AUTHOR: L. E. McNeese;   R. Salmon;   H. D. Cochran.

INST.  AUTHOR: Oak Ridge National Lab., TN.

SPONSOR: Department of Energy.


PUB.  TYPE: Technical Report

PUB.  COUNTRY: United States

SOURCE: Department of Energy [DE],  26 Feb 79,  38p.

NOTES: Energy technology conference and exposition, Washington, DC, USA, 26 Feb 1979.

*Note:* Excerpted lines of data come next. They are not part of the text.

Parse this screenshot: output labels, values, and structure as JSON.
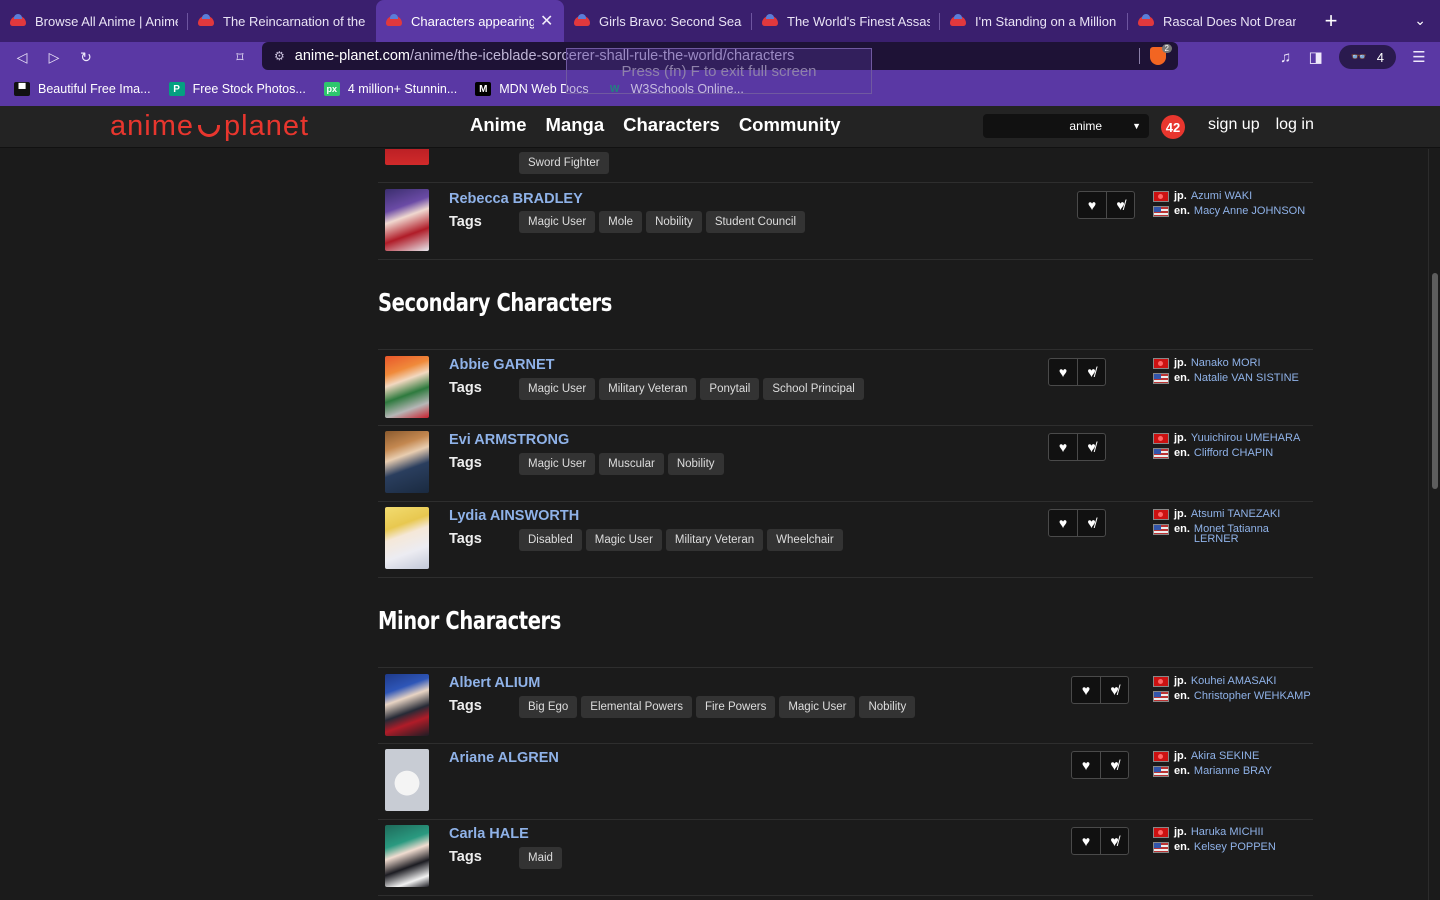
{
  "browser": {
    "tabs": [
      {
        "title": "Browse All Anime | Anime-Planet"
      },
      {
        "title": "The Reincarnation of the Strongest Exorcist"
      },
      {
        "title": "Characters appearing in The Iceblade Sorcerer",
        "active": true
      },
      {
        "title": "Girls Bravo: Second Season"
      },
      {
        "title": "The World's Finest Assassin"
      },
      {
        "title": "I'm Standing on a Million Lives"
      },
      {
        "title": "Rascal Does Not Dream of"
      }
    ],
    "url_host": "anime-planet.com",
    "url_path": "/anime/the-iceblade-sorcerer-shall-rule-the-world/characters",
    "shield_count": "2",
    "wallet_count": "4",
    "fullscreen_hint": "Press  (fn) F  to exit full screen",
    "bookmarks": [
      {
        "label": "Beautiful Free Ima...",
        "icon": "unsplash-icon"
      },
      {
        "label": "Free Stock Photos...",
        "icon": "pexels-icon",
        "icon_text": "P"
      },
      {
        "label": "4 million+ Stunnin...",
        "icon": "pixabay-icon",
        "icon_text": "px"
      },
      {
        "label": "MDN Web Docs",
        "icon": "mdn-icon",
        "icon_text": "M"
      },
      {
        "label": "W3Schools Online...",
        "icon": "w3schools-icon",
        "icon_text": "W"
      }
    ]
  },
  "site": {
    "logo": {
      "left": "anime",
      "right": "planet"
    },
    "nav": [
      "Anime",
      "Manga",
      "Characters",
      "Community"
    ],
    "search_type": "anime",
    "notifications": "42",
    "sign_up": "sign up",
    "log_in": "log in"
  },
  "colors": {
    "accent": "#e8362e",
    "link": "#8fb2e8",
    "browser_purple": "#5a38a4"
  },
  "partial_row": {
    "tags": [
      "Sword Fighter"
    ]
  },
  "main_characters_tail": [
    {
      "name": "Rebecca BRADLEY",
      "tags_label": "Tags",
      "tags": [
        "Magic User",
        "Mole",
        "Nobility",
        "Student Council"
      ],
      "jp": "Azumi WAKI",
      "en": "Macy Anne JOHNSON"
    }
  ],
  "secondary": {
    "heading": "Secondary Characters",
    "characters": [
      {
        "name": "Abbie GARNET",
        "tags_label": "Tags",
        "tags": [
          "Magic User",
          "Military Veteran",
          "Ponytail",
          "School Principal"
        ],
        "jp": "Nanako MORI",
        "en": "Natalie VAN SISTINE"
      },
      {
        "name": "Evi ARMSTRONG",
        "tags_label": "Tags",
        "tags": [
          "Magic User",
          "Muscular",
          "Nobility"
        ],
        "jp": "Yuuichirou UMEHARA",
        "en": "Clifford CHAPIN"
      },
      {
        "name": "Lydia AINSWORTH",
        "tags_label": "Tags",
        "tags": [
          "Disabled",
          "Magic User",
          "Military Veteran",
          "Wheelchair"
        ],
        "jp": "Atsumi TANEZAKI",
        "en": "Monet Tatianna LERNER"
      }
    ]
  },
  "minor": {
    "heading": "Minor Characters",
    "characters": [
      {
        "name": "Albert ALIUM",
        "tags_label": "Tags",
        "tags": [
          "Big Ego",
          "Elemental Powers",
          "Fire Powers",
          "Magic User",
          "Nobility"
        ],
        "jp": "Kouhei AMASAKI",
        "en": "Christopher WEHKAMP"
      },
      {
        "name": "Ariane ALGREN",
        "tags_label": "",
        "tags": [],
        "jp": "Akira SEKINE",
        "en": "Marianne BRAY"
      },
      {
        "name": "Carla HALE",
        "tags_label": "Tags",
        "tags": [
          "Maid"
        ],
        "jp": "Haruka MICHII",
        "en": "Kelsey POPPEN"
      }
    ]
  },
  "labels": {
    "jp": "jp.",
    "en": "en."
  }
}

In this paper we discuss some of the recent developments in the U.S. coal liquefaction program. The order of presentation will be first, chemistry; second, process research and development; and finally, economics and commercialization. Most recent studies seem to indicate that the cost of synthetic liquid fuels from coal in 1978 dollars will be about $25 to $35 per barrel. This, of course, can vary rather widely depending on the nature of the products and the type of financing. Another point to be considered is that inflation tends to generate a climate of uncertainty which discourages large capital investments, especially in a new industry.  A synthetic fuels industry of appreciable size (say 2 million bbls/day) will probably take at least 15 years to build. And this time does not start now - it starts after economic competitiveness is achieved. Also, this is without consideration of possible regulatory or environmental restrictions that could hamper the rate of growth. The expansion of the coal mining industry to provide the necessary feedstock will also have to take place during this same time period, and will compete for investment funds. Considerations such as these tend to make us wonder whether we ought not take a more searching look at the mechanisms by which we expect the synthetic fuels industry to develop. It is not at all clear that natural marketplace forces will be able to build the industry rapidly enough to meet the demands we expect in the next 20 to 30 years. The need for governmental initiatives has been widely discussed. We wish to ephasize here the need for careful consideration of the demand-time curve for synthetic liquid fuels and of the length of time required to build an industry of the size needed. (ERA citation 04:040104)